App and web page records
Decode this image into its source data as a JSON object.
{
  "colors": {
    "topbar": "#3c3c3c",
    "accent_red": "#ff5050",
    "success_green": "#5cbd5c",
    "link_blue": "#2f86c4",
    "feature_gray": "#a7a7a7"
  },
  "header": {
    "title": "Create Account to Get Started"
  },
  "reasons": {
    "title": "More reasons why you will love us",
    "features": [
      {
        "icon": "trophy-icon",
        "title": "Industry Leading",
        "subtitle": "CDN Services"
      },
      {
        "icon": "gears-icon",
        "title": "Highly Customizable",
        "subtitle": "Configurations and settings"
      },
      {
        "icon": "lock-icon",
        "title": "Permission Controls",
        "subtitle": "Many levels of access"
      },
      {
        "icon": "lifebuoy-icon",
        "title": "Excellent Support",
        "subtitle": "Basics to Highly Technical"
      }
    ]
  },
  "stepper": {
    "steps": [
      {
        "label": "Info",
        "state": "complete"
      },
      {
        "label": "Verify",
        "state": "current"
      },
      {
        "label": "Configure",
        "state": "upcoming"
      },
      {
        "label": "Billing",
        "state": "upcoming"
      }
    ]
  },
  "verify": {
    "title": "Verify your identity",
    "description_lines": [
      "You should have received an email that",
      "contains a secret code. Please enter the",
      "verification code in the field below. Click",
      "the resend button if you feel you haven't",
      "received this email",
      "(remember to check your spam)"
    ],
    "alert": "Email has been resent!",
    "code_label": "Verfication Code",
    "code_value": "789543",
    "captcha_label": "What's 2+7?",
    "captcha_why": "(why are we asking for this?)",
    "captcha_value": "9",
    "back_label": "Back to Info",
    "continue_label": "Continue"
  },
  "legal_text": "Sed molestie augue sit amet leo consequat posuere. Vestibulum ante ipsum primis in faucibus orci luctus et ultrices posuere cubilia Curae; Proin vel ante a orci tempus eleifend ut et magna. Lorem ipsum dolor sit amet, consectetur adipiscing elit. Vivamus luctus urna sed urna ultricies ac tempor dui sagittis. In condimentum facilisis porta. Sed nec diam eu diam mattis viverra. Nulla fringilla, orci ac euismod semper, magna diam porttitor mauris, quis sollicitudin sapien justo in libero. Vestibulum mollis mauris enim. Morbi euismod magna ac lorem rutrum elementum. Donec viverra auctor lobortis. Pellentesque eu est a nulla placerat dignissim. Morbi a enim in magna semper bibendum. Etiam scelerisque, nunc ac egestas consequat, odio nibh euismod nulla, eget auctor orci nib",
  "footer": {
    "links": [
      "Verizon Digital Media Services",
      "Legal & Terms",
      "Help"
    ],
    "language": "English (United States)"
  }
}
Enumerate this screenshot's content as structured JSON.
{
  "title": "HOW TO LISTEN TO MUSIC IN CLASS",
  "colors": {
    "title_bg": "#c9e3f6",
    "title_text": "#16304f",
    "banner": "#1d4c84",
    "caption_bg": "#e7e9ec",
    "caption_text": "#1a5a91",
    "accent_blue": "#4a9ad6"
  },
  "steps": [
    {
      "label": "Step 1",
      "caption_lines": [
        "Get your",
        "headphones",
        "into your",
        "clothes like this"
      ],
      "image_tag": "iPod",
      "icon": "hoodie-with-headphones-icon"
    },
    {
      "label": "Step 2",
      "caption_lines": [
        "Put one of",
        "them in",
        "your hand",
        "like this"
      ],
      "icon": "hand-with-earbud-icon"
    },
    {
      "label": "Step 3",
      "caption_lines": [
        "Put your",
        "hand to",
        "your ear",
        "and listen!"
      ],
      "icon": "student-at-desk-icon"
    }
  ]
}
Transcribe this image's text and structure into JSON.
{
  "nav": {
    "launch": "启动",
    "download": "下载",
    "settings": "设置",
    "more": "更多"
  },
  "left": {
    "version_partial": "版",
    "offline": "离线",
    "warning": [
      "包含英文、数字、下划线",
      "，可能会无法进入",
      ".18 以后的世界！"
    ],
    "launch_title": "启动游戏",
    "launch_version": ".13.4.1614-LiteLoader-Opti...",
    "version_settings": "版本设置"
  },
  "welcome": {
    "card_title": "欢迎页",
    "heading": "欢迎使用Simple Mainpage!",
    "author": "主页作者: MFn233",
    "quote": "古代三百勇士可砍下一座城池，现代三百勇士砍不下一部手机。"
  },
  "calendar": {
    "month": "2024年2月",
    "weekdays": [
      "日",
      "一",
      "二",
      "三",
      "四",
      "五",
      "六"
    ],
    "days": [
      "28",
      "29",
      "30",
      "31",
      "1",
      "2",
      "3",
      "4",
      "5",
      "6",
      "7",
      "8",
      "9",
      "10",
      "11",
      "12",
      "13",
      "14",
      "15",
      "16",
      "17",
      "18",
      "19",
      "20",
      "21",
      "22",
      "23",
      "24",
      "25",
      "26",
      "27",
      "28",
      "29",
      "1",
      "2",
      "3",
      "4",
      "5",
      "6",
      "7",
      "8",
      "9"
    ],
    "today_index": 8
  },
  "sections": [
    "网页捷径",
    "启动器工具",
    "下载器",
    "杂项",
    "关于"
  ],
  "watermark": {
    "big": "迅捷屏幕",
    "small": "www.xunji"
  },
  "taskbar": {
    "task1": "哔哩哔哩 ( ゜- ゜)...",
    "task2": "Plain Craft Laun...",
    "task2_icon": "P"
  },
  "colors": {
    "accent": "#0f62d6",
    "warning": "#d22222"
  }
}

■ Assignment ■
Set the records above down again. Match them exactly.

■ The answer ■
Decode this image into its source data as a JSON object.
{
  "colors": {
    "topbar": "#3c3c3c",
    "accent_red": "#ff5050",
    "success_green": "#5cbd5c",
    "link_blue": "#2f86c4",
    "feature_gray": "#a7a7a7"
  },
  "header": {
    "title": "Create Account to Get Started"
  },
  "reasons": {
    "title": "More reasons why you will love us",
    "features": [
      {
        "icon": "trophy-icon",
        "title": "Industry Leading",
        "subtitle": "CDN Services"
      },
      {
        "icon": "gears-icon",
        "title": "Highly Customizable",
        "subtitle": "Configurations and settings"
      },
      {
        "icon": "lock-icon",
        "title": "Permission Controls",
        "subtitle": "Many levels of access"
      },
      {
        "icon": "lifebuoy-icon",
        "title": "Excellent Support",
        "subtitle": "Basics to Highly Technical"
      }
    ]
  },
  "stepper": {
    "steps": [
      {
        "label": "Info",
        "state": "complete"
      },
      {
        "label": "Verify",
        "state": "current"
      },
      {
        "label": "Configure",
        "state": "upcoming"
      },
      {
        "label": "Billing",
        "state": "upcoming"
      }
    ]
  },
  "verify": {
    "title": "Verify your identity",
    "description_lines": [
      "You should have received an email that",
      "contains a secret code. Please enter the",
      "verification code in the field below. Click",
      "the resend button if you feel you haven't",
      "received this email",
      "(remember to check your spam)"
    ],
    "alert": "Email has been resent!",
    "code_label": "Verfication Code",
    "code_value": "789543",
    "captcha_label": "What's 2+7?",
    "captcha_why": "(why are we asking for this?)",
    "captcha_value": "9",
    "back_label": "Back to Info",
    "continue_label": "Continue"
  },
  "legal_text": "Sed molestie augue sit amet leo consequat posuere. Vestibulum ante ipsum primis in faucibus orci luctus et ultrices posuere cubilia Curae; Proin vel ante a orci tempus eleifend ut et magna. Lorem ipsum dolor sit amet, consectetur adipiscing elit. Vivamus luctus urna sed urna ultricies ac tempor dui sagittis. In condimentum facilisis porta. Sed nec diam eu diam mattis viverra. Nulla fringilla, orci ac euismod semper, magna diam porttitor mauris, quis sollicitudin sapien justo in libero. Vestibulum mollis mauris enim. Morbi euismod magna ac lorem rutrum elementum. Donec viverra auctor lobortis. Pellentesque eu est a nulla placerat dignissim. Morbi a enim in magna semper bibendum. Etiam scelerisque, nunc ac egestas consequat, odio nibh euismod nulla, eget auctor orci nib",
  "footer": {
    "links": [
      "Verizon Digital Media Services",
      "Legal & Terms",
      "Help"
    ],
    "language": "English (United States)"
  }
}
Enumerate this screenshot's content as structured JSON.
{
  "title": "HOW TO LISTEN TO MUSIC IN CLASS",
  "colors": {
    "title_bg": "#c9e3f6",
    "title_text": "#16304f",
    "banner": "#1d4c84",
    "caption_bg": "#e7e9ec",
    "caption_text": "#1a5a91",
    "accent_blue": "#4a9ad6"
  },
  "steps": [
    {
      "label": "Step 1",
      "caption_lines": [
        "Get your",
        "headphones",
        "into your",
        "clothes like this"
      ],
      "image_tag": "iPod",
      "icon": "hoodie-with-headphones-icon"
    },
    {
      "label": "Step 2",
      "caption_lines": [
        "Put one of",
        "them in",
        "your hand",
        "like this"
      ],
      "icon": "hand-with-earbud-icon"
    },
    {
      "label": "Step 3",
      "caption_lines": [
        "Put your",
        "hand to",
        "your ear",
        "and listen!"
      ],
      "icon": "student-at-desk-icon"
    }
  ]
}
Transcribe this image's text and structure into JSON.
{
  "nav": {
    "launch": "启动",
    "download": "下载",
    "settings": "设置",
    "more": "更多"
  },
  "left": {
    "version_partial": "版",
    "offline": "离线",
    "warning": [
      "包含英文、数字、下划线",
      "，可能会无法进入",
      ".18 以后的世界！"
    ],
    "launch_title": "启动游戏",
    "launch_version": ".13.4.1614-LiteLoader-Opti...",
    "version_settings": "版本设置"
  },
  "welcome": {
    "card_title": "欢迎页",
    "heading": "欢迎使用Simple Mainpage!",
    "author": "主页作者: MFn233",
    "quote": "古代三百勇士可砍下一座城池，现代三百勇士砍不下一部手机。"
  },
  "calendar": {
    "month": "2024年2月",
    "weekdays": [
      "日",
      "一",
      "二",
      "三",
      "四",
      "五",
      "六"
    ],
    "days": [
      "28",
      "29",
      "30",
      "31",
      "1",
      "2",
      "3",
      "4",
      "5",
      "6",
      "7",
      "8",
      "9",
      "10",
      "11",
      "12",
      "13",
      "14",
      "15",
      "16",
      "17",
      "18",
      "19",
      "20",
      "21",
      "22",
      "23",
      "24",
      "25",
      "26",
      "27",
      "28",
      "29",
      "1",
      "2",
      "3",
      "4",
      "5",
      "6",
      "7",
      "8",
      "9"
    ],
    "today_index": 8
  },
  "sections": [
    "网页捷径",
    "启动器工具",
    "下载器",
    "杂项",
    "关于"
  ],
  "watermark": {
    "big": "迅捷屏幕",
    "small": "www.xunji"
  },
  "taskbar": {
    "task1": "哔哩哔哩 ( ゜- ゜)...",
    "task2": "Plain Craft Laun...",
    "task2_icon": "P"
  },
  "colors": {
    "accent": "#0f62d6",
    "warning": "#d22222"
  }
}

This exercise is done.